_Problem to work on_
Which lines of the records contain "more"? Collect every one of them.

START Given information

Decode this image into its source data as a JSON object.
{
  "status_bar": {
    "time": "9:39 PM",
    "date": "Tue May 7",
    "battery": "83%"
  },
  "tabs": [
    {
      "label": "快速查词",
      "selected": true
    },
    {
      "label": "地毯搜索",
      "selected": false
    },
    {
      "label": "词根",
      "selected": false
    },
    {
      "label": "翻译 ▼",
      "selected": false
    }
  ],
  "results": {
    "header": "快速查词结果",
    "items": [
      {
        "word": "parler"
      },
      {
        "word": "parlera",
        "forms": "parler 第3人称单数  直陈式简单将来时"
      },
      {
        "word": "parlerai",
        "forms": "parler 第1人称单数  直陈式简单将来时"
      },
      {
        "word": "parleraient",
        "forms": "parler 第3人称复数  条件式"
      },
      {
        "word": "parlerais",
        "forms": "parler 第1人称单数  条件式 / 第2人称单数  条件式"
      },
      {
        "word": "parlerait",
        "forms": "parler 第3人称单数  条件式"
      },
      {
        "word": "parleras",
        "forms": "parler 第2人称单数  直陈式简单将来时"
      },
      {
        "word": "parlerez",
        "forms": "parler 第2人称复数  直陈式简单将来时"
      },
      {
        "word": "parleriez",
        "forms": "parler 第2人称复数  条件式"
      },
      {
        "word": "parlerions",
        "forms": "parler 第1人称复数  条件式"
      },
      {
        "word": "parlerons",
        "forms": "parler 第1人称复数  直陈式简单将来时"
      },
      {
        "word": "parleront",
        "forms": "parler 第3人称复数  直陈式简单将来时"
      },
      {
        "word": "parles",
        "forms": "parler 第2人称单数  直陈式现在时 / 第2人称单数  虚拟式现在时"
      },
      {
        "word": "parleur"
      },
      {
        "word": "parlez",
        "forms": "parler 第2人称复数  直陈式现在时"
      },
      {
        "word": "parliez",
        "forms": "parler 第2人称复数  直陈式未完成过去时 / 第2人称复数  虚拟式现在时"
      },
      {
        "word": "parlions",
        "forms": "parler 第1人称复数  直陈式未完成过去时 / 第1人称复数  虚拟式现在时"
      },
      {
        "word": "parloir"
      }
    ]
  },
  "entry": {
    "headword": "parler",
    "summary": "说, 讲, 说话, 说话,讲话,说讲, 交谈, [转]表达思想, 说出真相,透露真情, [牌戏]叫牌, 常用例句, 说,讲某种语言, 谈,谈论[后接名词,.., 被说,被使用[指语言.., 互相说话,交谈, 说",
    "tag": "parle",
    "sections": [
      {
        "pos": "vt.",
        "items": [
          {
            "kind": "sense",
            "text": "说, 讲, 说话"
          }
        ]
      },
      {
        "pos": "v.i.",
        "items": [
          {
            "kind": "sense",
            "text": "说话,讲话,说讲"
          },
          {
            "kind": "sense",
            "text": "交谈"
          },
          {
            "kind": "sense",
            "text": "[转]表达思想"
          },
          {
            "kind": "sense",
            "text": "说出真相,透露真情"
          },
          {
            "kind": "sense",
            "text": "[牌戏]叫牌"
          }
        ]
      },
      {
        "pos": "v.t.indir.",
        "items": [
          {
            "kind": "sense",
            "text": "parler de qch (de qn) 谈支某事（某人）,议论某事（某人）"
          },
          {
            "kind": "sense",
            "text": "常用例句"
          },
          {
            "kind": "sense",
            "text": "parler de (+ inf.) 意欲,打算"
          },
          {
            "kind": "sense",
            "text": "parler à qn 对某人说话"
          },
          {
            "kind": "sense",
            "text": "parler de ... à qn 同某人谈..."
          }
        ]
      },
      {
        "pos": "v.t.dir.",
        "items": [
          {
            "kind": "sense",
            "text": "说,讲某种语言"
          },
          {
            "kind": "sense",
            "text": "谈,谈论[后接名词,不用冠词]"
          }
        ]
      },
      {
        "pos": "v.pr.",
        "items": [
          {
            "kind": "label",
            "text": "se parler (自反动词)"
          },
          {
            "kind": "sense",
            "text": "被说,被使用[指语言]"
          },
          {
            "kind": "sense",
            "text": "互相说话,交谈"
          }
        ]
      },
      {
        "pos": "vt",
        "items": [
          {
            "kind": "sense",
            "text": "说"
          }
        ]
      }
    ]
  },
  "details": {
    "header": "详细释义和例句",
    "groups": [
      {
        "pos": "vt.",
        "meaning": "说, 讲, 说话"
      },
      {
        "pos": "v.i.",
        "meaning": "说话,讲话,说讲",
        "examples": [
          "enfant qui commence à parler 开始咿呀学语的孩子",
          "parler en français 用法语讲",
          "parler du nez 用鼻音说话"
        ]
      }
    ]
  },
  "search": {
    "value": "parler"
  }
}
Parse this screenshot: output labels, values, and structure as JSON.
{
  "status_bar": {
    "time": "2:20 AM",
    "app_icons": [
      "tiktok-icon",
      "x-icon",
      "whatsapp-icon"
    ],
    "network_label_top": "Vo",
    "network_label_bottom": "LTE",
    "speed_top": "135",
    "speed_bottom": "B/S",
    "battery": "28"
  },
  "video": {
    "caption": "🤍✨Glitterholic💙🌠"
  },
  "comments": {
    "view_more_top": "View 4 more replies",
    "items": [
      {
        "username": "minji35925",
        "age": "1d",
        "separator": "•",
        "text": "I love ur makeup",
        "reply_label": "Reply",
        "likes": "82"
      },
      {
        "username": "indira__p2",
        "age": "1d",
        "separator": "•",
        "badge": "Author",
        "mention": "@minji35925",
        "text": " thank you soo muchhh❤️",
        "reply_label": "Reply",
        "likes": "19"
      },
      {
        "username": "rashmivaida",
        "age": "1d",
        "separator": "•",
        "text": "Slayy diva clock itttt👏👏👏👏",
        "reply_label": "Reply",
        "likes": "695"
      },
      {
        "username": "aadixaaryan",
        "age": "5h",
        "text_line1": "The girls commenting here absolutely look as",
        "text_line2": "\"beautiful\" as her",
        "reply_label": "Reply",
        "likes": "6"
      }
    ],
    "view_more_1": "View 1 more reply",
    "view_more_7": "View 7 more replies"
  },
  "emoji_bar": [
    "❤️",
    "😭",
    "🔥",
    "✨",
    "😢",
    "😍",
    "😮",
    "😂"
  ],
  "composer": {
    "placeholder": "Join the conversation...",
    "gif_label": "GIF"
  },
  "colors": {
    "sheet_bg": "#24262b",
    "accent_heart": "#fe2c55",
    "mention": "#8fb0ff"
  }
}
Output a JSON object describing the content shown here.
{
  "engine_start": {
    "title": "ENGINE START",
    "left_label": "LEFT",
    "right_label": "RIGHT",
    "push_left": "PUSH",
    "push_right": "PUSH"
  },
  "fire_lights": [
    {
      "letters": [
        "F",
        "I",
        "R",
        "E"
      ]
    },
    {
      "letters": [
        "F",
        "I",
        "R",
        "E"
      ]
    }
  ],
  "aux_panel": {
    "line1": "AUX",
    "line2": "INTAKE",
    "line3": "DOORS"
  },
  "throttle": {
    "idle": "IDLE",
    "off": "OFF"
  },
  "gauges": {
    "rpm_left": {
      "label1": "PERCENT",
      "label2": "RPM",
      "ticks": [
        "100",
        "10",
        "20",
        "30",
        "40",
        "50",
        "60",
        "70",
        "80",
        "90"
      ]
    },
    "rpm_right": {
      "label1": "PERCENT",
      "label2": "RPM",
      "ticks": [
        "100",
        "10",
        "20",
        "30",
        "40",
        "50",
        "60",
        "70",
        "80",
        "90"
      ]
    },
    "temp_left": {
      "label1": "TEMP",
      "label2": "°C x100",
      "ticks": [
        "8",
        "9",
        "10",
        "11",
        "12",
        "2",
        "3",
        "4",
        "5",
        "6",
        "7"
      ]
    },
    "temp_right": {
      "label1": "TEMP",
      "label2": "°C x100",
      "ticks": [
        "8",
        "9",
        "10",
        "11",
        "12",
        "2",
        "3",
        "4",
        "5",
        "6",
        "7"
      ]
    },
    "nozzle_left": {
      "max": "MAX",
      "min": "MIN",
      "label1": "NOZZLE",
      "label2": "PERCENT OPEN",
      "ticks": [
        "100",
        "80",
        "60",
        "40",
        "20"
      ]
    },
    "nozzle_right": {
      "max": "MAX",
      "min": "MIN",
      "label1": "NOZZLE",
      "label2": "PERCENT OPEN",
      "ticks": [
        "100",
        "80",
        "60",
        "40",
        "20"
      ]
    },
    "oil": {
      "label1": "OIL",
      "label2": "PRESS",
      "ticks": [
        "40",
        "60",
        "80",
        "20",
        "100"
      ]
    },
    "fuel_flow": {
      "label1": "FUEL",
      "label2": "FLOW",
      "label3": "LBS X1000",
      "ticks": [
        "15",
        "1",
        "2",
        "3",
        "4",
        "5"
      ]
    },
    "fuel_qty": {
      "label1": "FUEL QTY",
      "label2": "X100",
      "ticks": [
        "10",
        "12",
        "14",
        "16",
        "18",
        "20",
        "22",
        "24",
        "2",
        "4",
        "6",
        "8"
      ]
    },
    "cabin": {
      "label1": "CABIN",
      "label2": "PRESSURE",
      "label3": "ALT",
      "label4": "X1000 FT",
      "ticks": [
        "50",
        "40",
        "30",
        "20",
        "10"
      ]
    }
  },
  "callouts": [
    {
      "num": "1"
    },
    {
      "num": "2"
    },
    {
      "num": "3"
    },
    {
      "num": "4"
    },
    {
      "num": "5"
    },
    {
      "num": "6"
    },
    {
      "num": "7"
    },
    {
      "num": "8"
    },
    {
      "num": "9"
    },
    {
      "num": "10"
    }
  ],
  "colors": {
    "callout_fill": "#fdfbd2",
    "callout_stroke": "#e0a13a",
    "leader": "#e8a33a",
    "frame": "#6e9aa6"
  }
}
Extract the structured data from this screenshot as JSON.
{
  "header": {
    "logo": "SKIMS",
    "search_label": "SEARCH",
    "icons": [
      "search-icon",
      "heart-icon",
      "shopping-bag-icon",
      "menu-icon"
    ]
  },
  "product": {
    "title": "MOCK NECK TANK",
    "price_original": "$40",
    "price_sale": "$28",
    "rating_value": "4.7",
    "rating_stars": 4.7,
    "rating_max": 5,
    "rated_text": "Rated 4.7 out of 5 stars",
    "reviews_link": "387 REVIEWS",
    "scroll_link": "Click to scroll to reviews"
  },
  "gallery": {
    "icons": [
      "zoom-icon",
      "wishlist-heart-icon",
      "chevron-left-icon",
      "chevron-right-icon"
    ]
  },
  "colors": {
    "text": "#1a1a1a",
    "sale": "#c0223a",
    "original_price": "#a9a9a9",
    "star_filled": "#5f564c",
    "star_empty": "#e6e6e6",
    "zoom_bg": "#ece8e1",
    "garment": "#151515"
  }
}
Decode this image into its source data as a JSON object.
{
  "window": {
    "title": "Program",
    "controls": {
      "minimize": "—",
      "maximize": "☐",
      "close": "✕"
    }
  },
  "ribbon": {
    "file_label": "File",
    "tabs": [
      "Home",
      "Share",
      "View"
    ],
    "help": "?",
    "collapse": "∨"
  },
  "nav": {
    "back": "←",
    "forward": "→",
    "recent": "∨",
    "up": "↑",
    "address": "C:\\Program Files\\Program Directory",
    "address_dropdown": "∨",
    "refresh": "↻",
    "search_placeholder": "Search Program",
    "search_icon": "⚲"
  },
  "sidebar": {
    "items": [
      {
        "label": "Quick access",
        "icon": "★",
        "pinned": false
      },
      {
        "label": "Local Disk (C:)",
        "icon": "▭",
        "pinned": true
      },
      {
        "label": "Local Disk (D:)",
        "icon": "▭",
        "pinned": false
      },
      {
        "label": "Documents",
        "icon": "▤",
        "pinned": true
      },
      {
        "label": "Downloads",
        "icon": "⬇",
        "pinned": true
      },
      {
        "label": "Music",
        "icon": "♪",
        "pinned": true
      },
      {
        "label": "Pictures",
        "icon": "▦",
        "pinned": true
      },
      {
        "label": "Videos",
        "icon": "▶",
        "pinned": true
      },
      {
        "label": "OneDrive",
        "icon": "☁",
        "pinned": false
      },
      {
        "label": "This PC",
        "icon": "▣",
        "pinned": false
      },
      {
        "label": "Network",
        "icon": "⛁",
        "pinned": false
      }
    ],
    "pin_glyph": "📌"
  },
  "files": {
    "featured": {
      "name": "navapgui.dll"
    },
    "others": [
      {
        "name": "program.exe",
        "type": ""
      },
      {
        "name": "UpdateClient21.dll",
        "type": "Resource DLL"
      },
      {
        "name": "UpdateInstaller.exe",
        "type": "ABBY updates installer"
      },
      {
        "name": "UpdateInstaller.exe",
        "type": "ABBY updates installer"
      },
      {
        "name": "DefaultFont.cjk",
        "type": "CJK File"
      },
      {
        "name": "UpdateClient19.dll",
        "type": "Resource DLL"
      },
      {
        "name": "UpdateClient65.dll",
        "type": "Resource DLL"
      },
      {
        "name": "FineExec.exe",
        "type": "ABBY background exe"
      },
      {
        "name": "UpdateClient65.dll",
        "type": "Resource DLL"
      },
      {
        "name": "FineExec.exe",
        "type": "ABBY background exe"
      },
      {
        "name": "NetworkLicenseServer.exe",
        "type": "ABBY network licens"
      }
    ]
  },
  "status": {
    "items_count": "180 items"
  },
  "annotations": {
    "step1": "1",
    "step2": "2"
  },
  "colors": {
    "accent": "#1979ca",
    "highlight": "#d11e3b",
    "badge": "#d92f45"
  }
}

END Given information

_Expected answer_
    "view_more_top": "View 4 more replies",
    "view_more_1": "View 1 more reply",
    "view_more_7": "View 7 more replies"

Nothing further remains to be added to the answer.